Gowns, hair, blood—the alchemy of black, white and red is ubiquitous in fairy tales. Did you consciously call upon this spell as you wrote Verushka?

These are natural choices for me as a writer. I didn’t even notice the color palette of the novel so it must be completely unconscious for me by now. Red of course is the color of blood, and blood means more than death in my work. It means life. In Verushka black and white get jumbled. Hair color changes. White is Verushka’s color, but we usually see her in dark settings or at night. Gowns are something we wear to bed or as part of a costume. They’re often required for special occasions, and Devon’s whole life feels like it is headed toward one big night.

Verushka is an original story that weaves fairy tale and mythic elements within its modern framework. You created a witch and an evil stepmother. Why does female power so often come in the form of magic and/or evil in these ancient stories, and in their descendants as well?

I think there is a tendency in the general culture to demonize powerful women.
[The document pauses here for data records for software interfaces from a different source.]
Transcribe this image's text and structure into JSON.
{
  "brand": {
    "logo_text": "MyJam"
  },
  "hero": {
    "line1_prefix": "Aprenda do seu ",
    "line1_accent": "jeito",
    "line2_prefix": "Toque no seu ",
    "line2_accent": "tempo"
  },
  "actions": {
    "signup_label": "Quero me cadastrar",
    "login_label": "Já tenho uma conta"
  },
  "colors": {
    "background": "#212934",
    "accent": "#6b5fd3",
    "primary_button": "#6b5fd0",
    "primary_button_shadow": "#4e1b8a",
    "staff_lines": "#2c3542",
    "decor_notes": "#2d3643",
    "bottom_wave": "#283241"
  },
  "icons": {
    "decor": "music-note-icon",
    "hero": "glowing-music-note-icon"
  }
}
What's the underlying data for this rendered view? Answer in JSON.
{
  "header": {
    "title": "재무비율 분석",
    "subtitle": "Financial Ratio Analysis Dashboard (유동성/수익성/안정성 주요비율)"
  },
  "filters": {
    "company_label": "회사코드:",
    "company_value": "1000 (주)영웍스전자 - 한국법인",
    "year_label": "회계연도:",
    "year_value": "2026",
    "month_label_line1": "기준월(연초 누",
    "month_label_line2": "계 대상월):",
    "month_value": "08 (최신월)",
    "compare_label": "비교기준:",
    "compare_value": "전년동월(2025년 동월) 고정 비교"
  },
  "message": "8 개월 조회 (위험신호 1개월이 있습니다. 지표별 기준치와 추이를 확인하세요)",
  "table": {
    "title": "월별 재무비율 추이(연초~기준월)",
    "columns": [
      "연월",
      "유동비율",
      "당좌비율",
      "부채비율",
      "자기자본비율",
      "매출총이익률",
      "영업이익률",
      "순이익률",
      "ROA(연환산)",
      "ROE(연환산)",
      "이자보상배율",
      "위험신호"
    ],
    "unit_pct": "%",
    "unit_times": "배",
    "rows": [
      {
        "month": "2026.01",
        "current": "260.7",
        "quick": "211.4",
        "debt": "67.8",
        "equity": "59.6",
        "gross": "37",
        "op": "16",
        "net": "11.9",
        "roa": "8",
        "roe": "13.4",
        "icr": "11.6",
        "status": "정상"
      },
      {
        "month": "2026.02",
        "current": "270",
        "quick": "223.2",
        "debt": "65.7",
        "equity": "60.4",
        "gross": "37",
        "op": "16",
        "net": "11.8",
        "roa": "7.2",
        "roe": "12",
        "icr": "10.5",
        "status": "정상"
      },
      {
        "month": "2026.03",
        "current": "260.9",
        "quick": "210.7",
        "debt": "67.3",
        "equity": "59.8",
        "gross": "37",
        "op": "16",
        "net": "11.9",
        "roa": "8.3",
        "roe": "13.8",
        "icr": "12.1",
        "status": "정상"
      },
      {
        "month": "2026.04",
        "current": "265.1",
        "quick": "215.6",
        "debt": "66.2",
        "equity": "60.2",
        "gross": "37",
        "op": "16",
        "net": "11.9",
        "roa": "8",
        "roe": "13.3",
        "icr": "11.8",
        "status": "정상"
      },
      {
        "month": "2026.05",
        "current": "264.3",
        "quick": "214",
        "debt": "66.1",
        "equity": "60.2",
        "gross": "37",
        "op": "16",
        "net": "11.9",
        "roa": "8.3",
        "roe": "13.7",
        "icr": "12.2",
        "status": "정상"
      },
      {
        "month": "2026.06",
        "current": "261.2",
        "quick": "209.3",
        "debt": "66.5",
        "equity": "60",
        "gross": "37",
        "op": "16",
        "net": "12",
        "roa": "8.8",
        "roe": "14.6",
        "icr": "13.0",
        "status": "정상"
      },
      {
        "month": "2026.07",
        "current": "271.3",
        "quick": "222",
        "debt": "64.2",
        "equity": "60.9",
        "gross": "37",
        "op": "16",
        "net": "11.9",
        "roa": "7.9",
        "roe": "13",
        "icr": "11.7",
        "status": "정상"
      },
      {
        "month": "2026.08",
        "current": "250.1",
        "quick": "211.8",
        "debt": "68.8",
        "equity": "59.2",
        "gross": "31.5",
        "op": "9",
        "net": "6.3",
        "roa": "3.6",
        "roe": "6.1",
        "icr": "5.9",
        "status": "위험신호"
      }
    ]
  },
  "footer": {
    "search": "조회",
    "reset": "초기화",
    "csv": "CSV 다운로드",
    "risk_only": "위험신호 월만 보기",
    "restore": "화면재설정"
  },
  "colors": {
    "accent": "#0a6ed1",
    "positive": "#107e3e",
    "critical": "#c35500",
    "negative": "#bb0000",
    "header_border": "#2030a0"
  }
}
Witches don’t need to be evil or use their power for evil, either in life or literature. And yes, I hope there are many witches thriving out there in these dangerous times. That said, it is a lot of fun to explore and develop characters who are unapologetically evil. The horror genre allows evil characters to exist without being redeemed.

The evil stepmother of this novel is someone who doesn’t want to be a mother at all. She is also a liar, and liars can do incredible damage to powerless children.

What resource recommendations would you make for a writer who would like more fairy tale elements in their own work?

Start collecting. I have a whole shelf of fairy tale collections and rewrites. Pay attention to the stories you return to time and time again because there’s a reason for that attraction. I was always drawn to “Little Red Riding Hood” and “Vasilisa the Wise & Baba Yaga.” Your favorites will doubtless be different. Likewise, pay attention to the language and structure of the fairy tales. Repetition is important as a way to establish a mood and perhaps cast a spell. You can read the experts if you are so inclined: Kate Bernheimer, Marina Warner, Jack Zipes, and Bruno Bettelheim come to mind. Remember, finally, that this is very much a genre of the people––all the people, rich and poor––and you have every right to add your voice to the mix.

Pre-order Verushka here

Jan StinchcombJan Stinchcomb is the author of Verushka (JournalStone), The Kelping (Unnerving), The Blood Trail (Red Bird Chapbooks) and Find the Girl (Main Street Rag). Her stories have appeared in Bourbon PennSmokeLong Quarterly and Menacing Hedge, among other places. A Pushcart nominee, she is featured in Best Microfiction 2020 and The Best SmallFictions 2018 & 2021. She lives in Southern California with her family and is an associate fiction editor for Atticus Review. Find her at or on Twitter @janstinchcomb or Instagram @jan_stinchcomb